The age of quantum technology has long been heralded. Decades of research into the quantum world have led to the development of methods that make it possible...

Im Focus: Computer-Designed Customized Regenerative Heart Valves

Cardiovascular tissue engineering aims to treat heart disease with prostheses that grow and regenerate. Now, researchers from the University of Zurich, the Technical University Eindhoven and the Charité Berlin have successfully implanted regenerative heart valves, designed with the aid of computer simulations, into sheep for the first time.

Producing living tissue or organs based on human cells is one of the main research fields in regenerative medicine. Tissue engineering, which involves growing...

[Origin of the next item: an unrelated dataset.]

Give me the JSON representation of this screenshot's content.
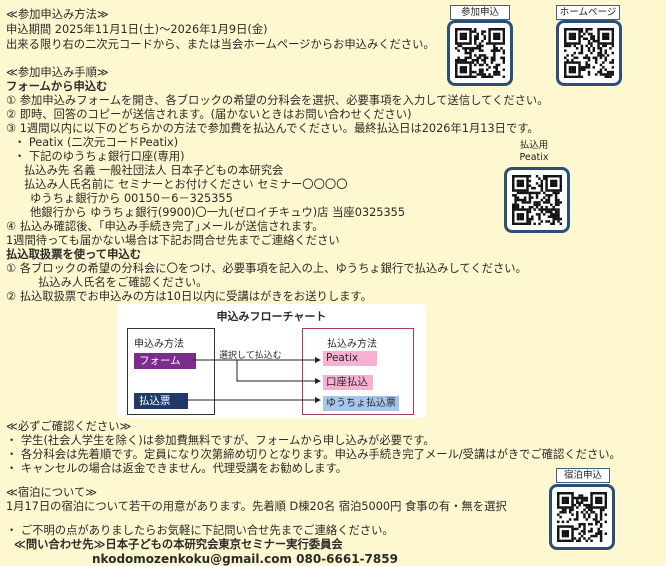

Im Focus: Light-induced superconductivity under high pressure

A team of scientists of the Max Planck Institute for the Structure and Dynamics of Matter (MPSD) at the Center for Free-Electron Laser Science in Hamburg investigated optically-induced superconductivity in the alkali-doped fulleride K3C60under high external pressures. This study allowed, on one hand, to uniquely assess the nature of the transient state as a superconducting phase. In addition, it unveiled the possibility to induce superconductivity in K3C60 at temperatures far above the -170 degrees Celsius hypothesized previously, and rather all the way to room temperature. The paper by Cantaluppi et al has been published in Nature Physics.

Unlike ordinary metals, superconductors have the unique capability of transporting electrical currents without any loss. Nowadays, their technological...

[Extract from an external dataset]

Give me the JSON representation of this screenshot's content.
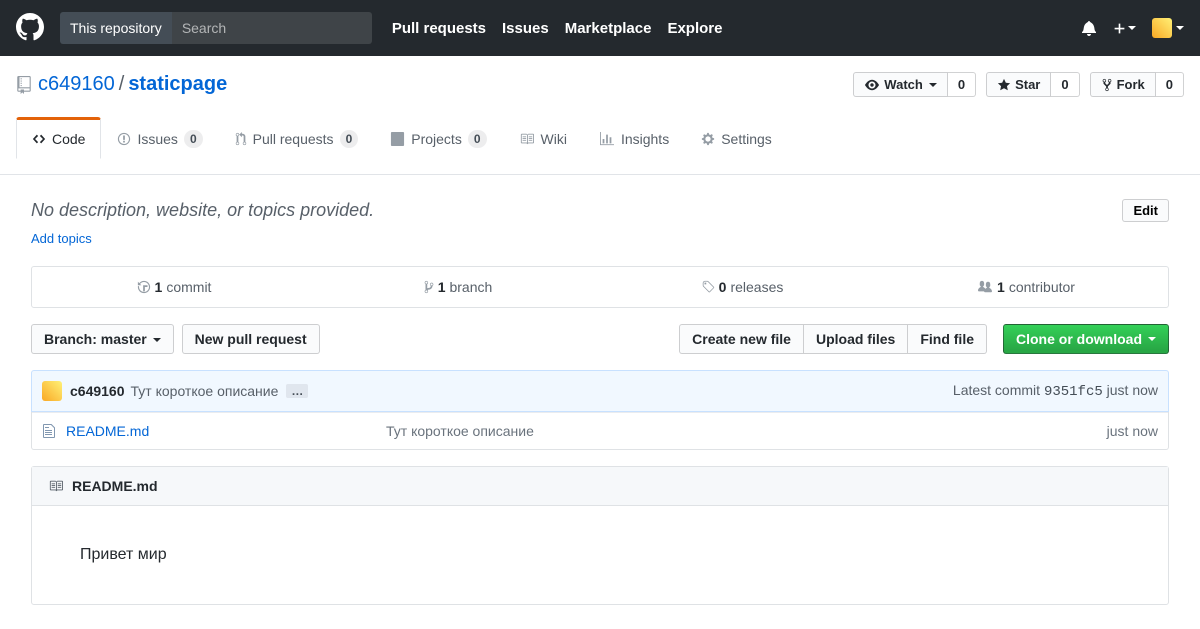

All Focus news of the innovation-report >>>

Anzeige

Anzeige

VideoLinks
Industry & Economy
Event News

Save the date: Forum European Neuroscience – 07-11 July 2018 in Berlin, Germany

02.05.2018 | Event News

Invitation to the upcoming "Current Topics in Bioinformatics: Big Data in Genomics and Medicine"

13.04.2018 | Event News

Unique scope of UV LED technologies and applications presented in Berlin: ICULTA-2018

12.04.2018 | Event News

 
Latest News

Supersonic waves may help electronics beat the heat

18.05.2018 | Power and Electrical Engineering

Keeping a Close Eye on Ice Loss

18.05.2018 | Information Technology

CrowdWater: An App for Flood Research

18.05.2018 | Information Technology

VideoLinks
Science & Research
Overview of more VideoLinks >>>